When I first moved here in October, I began financing a 2012 Hyundai Accent. Then in early October it started snowing and the car skidded on the ice at an intersection, hit a parked car and broke a headlight. It was towed to Grande Prairie for repairs, where it stayed until early December. When it was repaired, I had the winter tires installed and I started to drive back to Fairview. Unfortunately, the car skidded on the highway and flipped upside down in a snow bank. It was then towed back to Grande Prairie.
It then took the insurance company a month to approve my claim, it took the repair shop a week to order the parts needed for the repairs and it took another ten days for the parts to actually get to the shop. Last I heard my car was still outside the shop, meaning they have not even touched it, much less repaired it. In addition the car dealership recommended I have a new battery installed and a wheel alignment done.
Obviously, I am not driving to Lloydminster. As far as I can see, my only option is to fly there, get a rental car, and have my car trucked there when the repairs are done. Although at this rate, by the time this thing is driveable again it will be spring so maybe I will stop crashing the fucking thing. What was that bumper sticker idea George Carlin had? Oh yeah: “My other car is a piece of shit too.”

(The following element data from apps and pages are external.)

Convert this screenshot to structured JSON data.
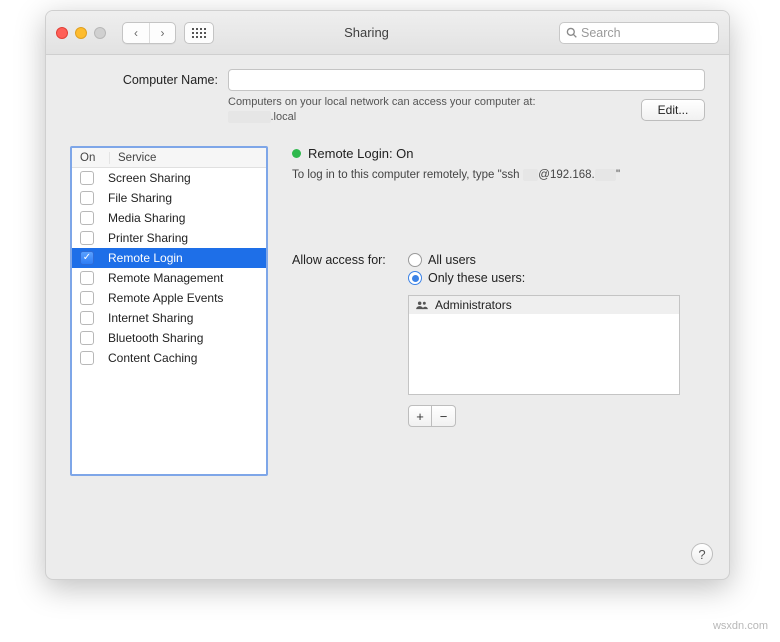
{
  "window": {
    "title": "Sharing"
  },
  "toolbar": {
    "search_placeholder": "Search"
  },
  "computer_name": {
    "label": "Computer Name:",
    "hint1": "Computers on your local network can access your computer at:",
    "hint2_suffix": ".local",
    "edit_label": "Edit..."
  },
  "services": {
    "head_on": "On",
    "head_service": "Service",
    "items": [
      {
        "label": "Screen Sharing"
      },
      {
        "label": "File Sharing"
      },
      {
        "label": "Media Sharing"
      },
      {
        "label": "Printer Sharing"
      },
      {
        "label": "Remote Login"
      },
      {
        "label": "Remote Management"
      },
      {
        "label": "Remote Apple Events"
      },
      {
        "label": "Internet Sharing"
      },
      {
        "label": "Bluetooth Sharing"
      },
      {
        "label": "Content Caching"
      }
    ]
  },
  "detail": {
    "status": "Remote Login: On",
    "login_prefix": "To log in to this computer remotely, type \"ssh ",
    "login_at": "@192.168.",
    "login_end": "\"",
    "access_label": "Allow access for:",
    "radio_all": "All users",
    "radio_only": "Only these users:",
    "user_group": "Administrators"
  },
  "help": {
    "label": "?"
  },
  "watermark": "wsxdn.com"
}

Although, that is a bit mean to Hyundai. For all I know they make great cars, but I wouldn’t know since I signed for the cursed vehicle back in October but I have only driven it for no more than two weeks.
On the plus side, if I have another car accident in Lloydminster, at least the repair shop will be in the same town than the one where I live. It’s a bit difficult get things done when your car is being repaired in a city that is an hour and a half away and your rental car has no winter tires.
Hopefully things will start to improve now (they have to, right?) and one day I will look back at this and laugh. Well maybe not laugh, but at least be glad I survived that part of my life.
I have survived living in Lima, Peru, I have breathed the air in the smog-filled city of Santiago, and I have endured working in a fast food joint during the Christmas season at a mall. This rough Alberta winter is just another bump in a long road that started way back when my parents and I first moved from Québec to Corner Brook, Newfoundland. I am not sure where I am going to end up, but one thing is for sure: I am nowhere near being done yet.